What You Should Consider
 

Your Rights!

 
Right to be treated fairly and equitably (when applying, living, and vacating residence). What it means: Everyone is entitled to equal treatment when it comes to housing.
 
Right to be given notice before a rental property owner/manager enters (except in emergencies).
 
What it means: Property owners have to tell you they will be entering your apartment before doing so (usually 24 hours prior to entering, some exceptions do apply)
 
Right to a written notice from property manager prior to any rent alterations (i.e., your rent increases/decreases). What it means: Property managers have to give you documentation before they change your rent.
 
Right to the return of any unused security deposit collected by the rental property owner/manager, within 30 days after the property has been vacated. What it means: Your security deposit (aside from the amount taken out for damages) must be returned to you within 30 days of moving out.
 
Right, upon written request to the rental property owner/manager, to a prompt response to repair requests. What it means: When you make an official repair request (e.g., in writing), you have the right to a reasonably quick response/repair (Read your lease- some landlords may have caveats to this and specific reporting policies).
 
When a landlord can enter your apartment!
  • In an emergency

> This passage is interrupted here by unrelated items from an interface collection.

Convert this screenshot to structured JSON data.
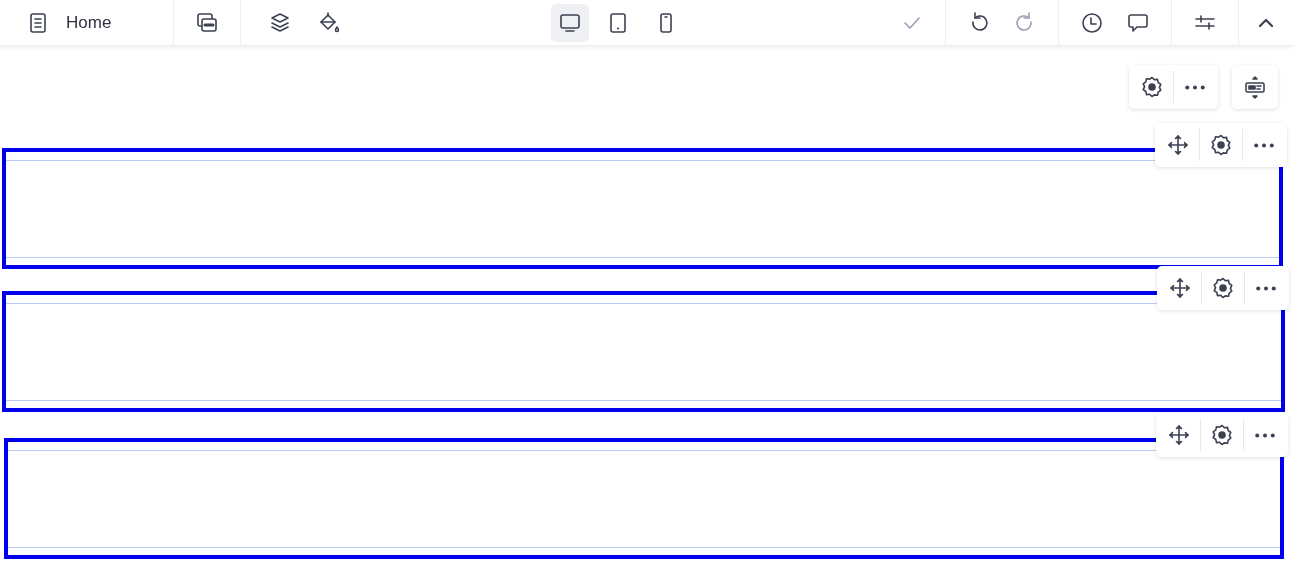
{
  "topbar": {
    "page_title": "Home",
    "devices": [
      {
        "kind": "desktop",
        "selected": true
      },
      {
        "kind": "tablet",
        "selected": false
      },
      {
        "kind": "phone",
        "selected": false
      }
    ],
    "save": {
      "disabled": true
    },
    "undo": {
      "disabled": false
    },
    "redo": {
      "disabled": true
    },
    "panel": {
      "expanded": true
    }
  },
  "sections": [
    {
      "selected": true
    },
    {
      "selected": true
    },
    {
      "selected": true
    }
  ]
}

  • When you have moved-out or have abandoned the apartment
  • To make necessary/agreed upon repairs or other improvements
  • To show the apartment to prospective residents, purchasers or lenders
  • To provide entry to contractors
  • To conduct an initial inspection before the end of the tenancy as allowed by law
  • If a court permits it.
  • Except in an emergency, or with your permission, the landlord must give you reasonable advance notice before entering your apartment unless notice is not required by your lease under certain circumstances.